U.S. Secretary of State Mike Pompeo said on July 30 the United States was continuing to evaluate how it would respond to Turkey's purchase of Russian S-400 missile defense systems. "We continue to evaluate how to apply sanctions in order to achieve our end objective," Pompeo said.
A group of seven-eight unidentified Turkish citizens on July 26 battered six Syrian children under the age of 18 in Hatay's Kırıkhan district. The local governor's office on July 30 announced that an investigation was launched into the incident and two of the children are receiving treatment at hospital.
An Ankara court has reversed a ban on a gay pride march that was imposed by ODTÜ rectorate in May 2019. The court said that the rectorate's decision had no legal basis as the all-embracing ban enacted by the Ankara Governor's Office in 2017 had been already lifted.
Students enrolled in the Kurdish language departments of universities in Turkey will no longer be allowed to submit their dissertations in Kurdish. Former academic Selim Temo has also announced that from now on, all lectures at these departments will be conducted only in Turkish.
The area in the Hagia Sophia where emperors used to be coronated was left exposed when carpeting was installed in the structure to prepare it for Muslim prayer, Istanbul Culture and Tourism Director Coşkun Yılmaz said. The former museum was opened to Muslim worship on July 24, holding the first mass prayer in decades.
Economy

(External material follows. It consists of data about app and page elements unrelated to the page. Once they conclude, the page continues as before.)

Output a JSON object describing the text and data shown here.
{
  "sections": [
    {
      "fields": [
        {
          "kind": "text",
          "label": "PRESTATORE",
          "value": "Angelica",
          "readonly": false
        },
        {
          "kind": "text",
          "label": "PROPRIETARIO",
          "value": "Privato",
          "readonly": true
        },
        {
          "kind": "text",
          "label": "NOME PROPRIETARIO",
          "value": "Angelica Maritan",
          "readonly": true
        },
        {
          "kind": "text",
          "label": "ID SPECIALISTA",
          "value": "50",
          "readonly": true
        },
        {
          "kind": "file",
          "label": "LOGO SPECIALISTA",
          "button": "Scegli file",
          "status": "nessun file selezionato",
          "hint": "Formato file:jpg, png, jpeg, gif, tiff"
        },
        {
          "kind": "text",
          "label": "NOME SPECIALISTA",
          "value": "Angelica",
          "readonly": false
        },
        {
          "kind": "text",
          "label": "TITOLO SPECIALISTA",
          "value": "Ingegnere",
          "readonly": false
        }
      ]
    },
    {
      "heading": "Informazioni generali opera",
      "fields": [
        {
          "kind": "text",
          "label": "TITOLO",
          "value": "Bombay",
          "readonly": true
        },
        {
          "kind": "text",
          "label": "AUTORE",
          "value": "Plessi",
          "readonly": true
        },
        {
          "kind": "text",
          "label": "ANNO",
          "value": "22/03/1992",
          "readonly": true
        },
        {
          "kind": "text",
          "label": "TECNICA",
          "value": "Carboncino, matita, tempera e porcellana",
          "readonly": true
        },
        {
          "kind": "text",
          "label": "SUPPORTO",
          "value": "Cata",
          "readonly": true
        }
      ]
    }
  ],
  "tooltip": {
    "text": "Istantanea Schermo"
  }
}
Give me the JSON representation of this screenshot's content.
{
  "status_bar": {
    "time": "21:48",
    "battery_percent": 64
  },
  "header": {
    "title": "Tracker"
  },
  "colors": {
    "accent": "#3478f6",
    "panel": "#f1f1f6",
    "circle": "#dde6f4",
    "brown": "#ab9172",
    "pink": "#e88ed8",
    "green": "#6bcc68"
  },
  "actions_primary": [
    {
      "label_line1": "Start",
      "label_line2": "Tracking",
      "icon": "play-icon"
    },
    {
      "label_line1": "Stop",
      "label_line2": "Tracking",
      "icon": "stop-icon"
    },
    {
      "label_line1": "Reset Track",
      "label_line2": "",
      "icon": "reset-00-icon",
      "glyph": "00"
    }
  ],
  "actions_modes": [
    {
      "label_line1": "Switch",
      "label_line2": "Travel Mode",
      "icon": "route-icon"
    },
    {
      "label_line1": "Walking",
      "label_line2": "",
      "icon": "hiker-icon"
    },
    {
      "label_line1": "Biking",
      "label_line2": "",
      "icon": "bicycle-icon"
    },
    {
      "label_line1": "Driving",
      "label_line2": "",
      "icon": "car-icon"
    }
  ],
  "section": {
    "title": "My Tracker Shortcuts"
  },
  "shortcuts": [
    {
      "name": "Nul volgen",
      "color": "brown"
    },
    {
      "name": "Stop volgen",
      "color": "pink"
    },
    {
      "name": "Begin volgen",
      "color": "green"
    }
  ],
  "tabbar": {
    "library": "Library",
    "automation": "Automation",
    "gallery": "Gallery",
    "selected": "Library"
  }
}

The Turkish Lira has devalued drastically against the dollar, reaching almost seven liras on the dollar. Ankara has invested almost $60 billion in currency interventions in 2020 to no avail, Financial Times reported on July 28.
U.S. Secretary of State Mike Pompeo said on July 15 that companies involved in construction of the TurkStream pipeline will be subject to the U.S. penalties unless they stop their works. “It’s a clear warning to companies. Aiding and abetting Russia’s malign influence projects will not be tolerated. Get out now or risk the consequences,” he said.
The Turkish Petroleum Refineries Corporation (TÜPRAŞ) ranked as Turkey's largest industrial business with 87.9 billion liras in annual production revenue. The oil company was followed mostly by automotive producers.
On the second anniversary of Turkey's transformation into a presidential system, the main opposition Republican People's Party (CHP) has prepared a report detailing how the country stands in the ensuing years, finding that the Turkish lira has lost four times its value since 2007.
Urban Beat
Mois Gabay writes: Do you think the Camondo family will be included in the Beyoğlu Culture Road project conducted by the Ministry of Culture and Tourism? What about Arif Ergin’s “Tekvin” novel, in which he imagined that there would be a “Camondo Museum” one day?
Artifacts from Istanbul's ancient Hagia Sophia will be displayed in a nearby public building that will be transformed into a museum. Formerly used as a land office, the late-19th-century building in historical Sultanahmet will be converted on the president's orders.
Luke Frostick writes: Edanur Kuntman’s Tales from Behind the Window has been nominated for an Eisner Award. If she wins, she will be the first Turk to win an Eisner. The story is a piece of creative-nonfiction and its main narrative is drawn from the memories of Kuntman’s grandmother growing up in the Çarşamba district of Samsun.